(Exercise directions): Faithfully repeat all of the records, as they are written below.

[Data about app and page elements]
******************************
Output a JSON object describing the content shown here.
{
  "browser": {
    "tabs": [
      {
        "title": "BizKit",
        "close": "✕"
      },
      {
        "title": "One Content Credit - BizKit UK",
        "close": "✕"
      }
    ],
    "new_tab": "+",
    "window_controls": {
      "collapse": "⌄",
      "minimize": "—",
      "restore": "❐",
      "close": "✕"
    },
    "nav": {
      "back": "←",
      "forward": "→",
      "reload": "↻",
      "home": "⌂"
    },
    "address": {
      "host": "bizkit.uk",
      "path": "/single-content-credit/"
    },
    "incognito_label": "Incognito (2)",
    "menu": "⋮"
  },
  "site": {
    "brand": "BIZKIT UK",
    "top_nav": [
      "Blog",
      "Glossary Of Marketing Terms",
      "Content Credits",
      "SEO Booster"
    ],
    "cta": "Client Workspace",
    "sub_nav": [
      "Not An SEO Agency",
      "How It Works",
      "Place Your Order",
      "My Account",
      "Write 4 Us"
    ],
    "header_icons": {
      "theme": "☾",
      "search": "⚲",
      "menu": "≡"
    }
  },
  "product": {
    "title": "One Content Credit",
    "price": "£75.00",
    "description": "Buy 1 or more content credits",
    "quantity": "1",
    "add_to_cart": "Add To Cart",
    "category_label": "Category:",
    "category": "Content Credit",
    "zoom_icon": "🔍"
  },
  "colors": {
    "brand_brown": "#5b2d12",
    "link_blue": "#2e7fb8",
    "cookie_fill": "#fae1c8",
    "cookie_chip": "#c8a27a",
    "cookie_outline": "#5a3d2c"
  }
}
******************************
(Written response):
Output a JSON object describing the content shown here.
{
  "browser": {
    "tabs": [
      {
        "title": "BizKit",
        "close": "✕"
      },
      {
        "title": "One Content Credit - BizKit UK",
        "close": "✕"
      }
    ],
    "new_tab": "+",
    "window_controls": {
      "collapse": "⌄",
      "minimize": "—",
      "restore": "❐",
      "close": "✕"
    },
    "nav": {
      "back": "←",
      "forward": "→",
      "reload": "↻",
      "home": "⌂"
    },
    "address": {
      "host": "bizkit.uk",
      "path": "/single-content-credit/"
    },
    "incognito_label": "Incognito (2)",
    "menu": "⋮"
  },
  "site": {
    "brand": "BIZKIT UK",
    "top_nav": [
      "Blog",
      "Glossary Of Marketing Terms",
      "Content Credits",
      "SEO Booster"
    ],
    "cta": "Client Workspace",
    "sub_nav": [
      "Not An SEO Agency",
      "How It Works",
      "Place Your Order",
      "My Account",
      "Write 4 Us"
    ],
    "header_icons": {
      "theme": "☾",
      "search": "⚲",
      "menu": "≡"
    }
  },
  "product": {
    "title": "One Content Credit",
    "price": "£75.00",
    "description": "Buy 1 or more content credits",
    "quantity": "1",
    "add_to_cart": "Add To Cart",
    "category_label": "Category:",
    "category": "Content Credit",
    "zoom_icon": "🔍"
  },
  "colors": {
    "brand_brown": "#5b2d12",
    "link_blue": "#2e7fb8",
    "cookie_fill": "#fae1c8",
    "cookie_chip": "#c8a27a",
    "cookie_outline": "#5a3d2c"
  }
}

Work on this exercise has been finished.